More than 150 seasonal workers from Vanuatu have arrived in Tasmania as the first cohort to do so under a quarantine agreement struck by the state.
The workers arrived on Friday night. Some 56 of them will remain in Tasmania to take up farm and agribusiness roles after their quarantine ends, while the rest will head to work in Victoria.
More are set to arrive in Tasmania shortly, with up to 1500 allowed under an agreement brokered with the Victorian government in January.
Under the deal Tasmania will quarantine workers from the Pacific Islands over the first half of 2021 but Victoria and the agriculture industry will foot the bill.
In return, the Victorian government will take on Tasmania’s commitment towards repatriating overseas Australians.
Agriculture Minister Mary-Anne Thomas said it was a great example of what can be achieved when states work together.
“Bringing these workers into Victoria under the Pacific Mobility Schemes will ease some pressure for farmers – but it’s not a silver bullet,” she said in a statement on Saturday.
“We need to keep working to encourage locals into these jobs – something that the federal government should play an active role in.”
Another 144 workers will arrive in Tasmania from the Solomon Islands on Tuesday, with 54 to stay and work in Tasmania.
Attracting local workers to address critical labour shortages on farms has been a problem for much of the country.

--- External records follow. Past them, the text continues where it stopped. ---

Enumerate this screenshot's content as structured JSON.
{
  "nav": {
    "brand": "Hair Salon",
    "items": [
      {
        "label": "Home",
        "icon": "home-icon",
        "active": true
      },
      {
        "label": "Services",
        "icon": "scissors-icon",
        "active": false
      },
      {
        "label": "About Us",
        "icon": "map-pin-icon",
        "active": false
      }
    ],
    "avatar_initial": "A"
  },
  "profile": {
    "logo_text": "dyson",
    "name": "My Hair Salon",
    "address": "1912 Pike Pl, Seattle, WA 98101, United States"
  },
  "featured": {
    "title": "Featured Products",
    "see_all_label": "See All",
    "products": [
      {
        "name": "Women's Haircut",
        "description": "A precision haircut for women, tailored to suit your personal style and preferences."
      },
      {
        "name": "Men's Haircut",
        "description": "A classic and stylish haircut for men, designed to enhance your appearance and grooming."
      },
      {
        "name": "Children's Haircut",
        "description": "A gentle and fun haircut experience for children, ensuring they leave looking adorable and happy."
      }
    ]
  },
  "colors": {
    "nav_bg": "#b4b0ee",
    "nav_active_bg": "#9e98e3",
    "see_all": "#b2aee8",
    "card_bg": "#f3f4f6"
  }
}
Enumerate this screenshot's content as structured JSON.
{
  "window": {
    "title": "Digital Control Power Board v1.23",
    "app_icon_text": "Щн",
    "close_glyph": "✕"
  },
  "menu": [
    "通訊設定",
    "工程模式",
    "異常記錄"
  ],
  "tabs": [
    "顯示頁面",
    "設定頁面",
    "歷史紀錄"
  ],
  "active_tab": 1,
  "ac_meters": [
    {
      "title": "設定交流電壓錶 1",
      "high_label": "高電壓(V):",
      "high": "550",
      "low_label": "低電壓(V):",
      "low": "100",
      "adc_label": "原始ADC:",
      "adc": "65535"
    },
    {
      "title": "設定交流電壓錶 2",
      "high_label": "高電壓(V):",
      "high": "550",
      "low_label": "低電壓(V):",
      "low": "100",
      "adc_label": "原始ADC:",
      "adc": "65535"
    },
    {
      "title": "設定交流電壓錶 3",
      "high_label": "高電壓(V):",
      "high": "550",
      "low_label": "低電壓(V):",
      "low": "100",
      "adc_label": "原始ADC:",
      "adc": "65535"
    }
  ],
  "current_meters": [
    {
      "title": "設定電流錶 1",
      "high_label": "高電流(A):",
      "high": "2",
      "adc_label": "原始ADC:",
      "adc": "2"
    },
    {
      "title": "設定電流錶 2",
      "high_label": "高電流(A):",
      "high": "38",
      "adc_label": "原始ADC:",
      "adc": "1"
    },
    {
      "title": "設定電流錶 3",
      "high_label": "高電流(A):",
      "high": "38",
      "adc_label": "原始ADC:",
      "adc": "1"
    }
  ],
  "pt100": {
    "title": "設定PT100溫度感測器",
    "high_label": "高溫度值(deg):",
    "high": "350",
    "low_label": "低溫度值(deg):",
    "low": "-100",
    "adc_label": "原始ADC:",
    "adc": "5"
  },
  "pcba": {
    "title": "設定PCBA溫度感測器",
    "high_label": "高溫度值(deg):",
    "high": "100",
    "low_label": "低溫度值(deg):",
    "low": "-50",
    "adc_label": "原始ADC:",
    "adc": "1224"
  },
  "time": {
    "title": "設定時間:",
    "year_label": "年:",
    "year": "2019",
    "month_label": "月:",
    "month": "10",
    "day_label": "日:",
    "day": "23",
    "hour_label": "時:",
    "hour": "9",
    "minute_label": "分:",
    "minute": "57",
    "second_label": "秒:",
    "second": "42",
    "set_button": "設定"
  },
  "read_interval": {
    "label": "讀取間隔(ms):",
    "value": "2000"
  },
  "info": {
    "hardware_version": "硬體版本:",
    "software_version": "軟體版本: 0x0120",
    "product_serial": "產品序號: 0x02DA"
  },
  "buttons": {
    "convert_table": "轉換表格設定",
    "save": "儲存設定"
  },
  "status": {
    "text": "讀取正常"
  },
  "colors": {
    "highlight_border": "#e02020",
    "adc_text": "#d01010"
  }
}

A federal incentive program that pays $ 6000 relocation bonuses to local workers who take up picking jobs failed to attract enough interest.
Elsewhere in Australia, about 1200 South Pacific fruit pickers were expected help fill labour shortages in South Australia, while more than 800 Pacific Island workers were approved to enter NSW.
Australian Associated Press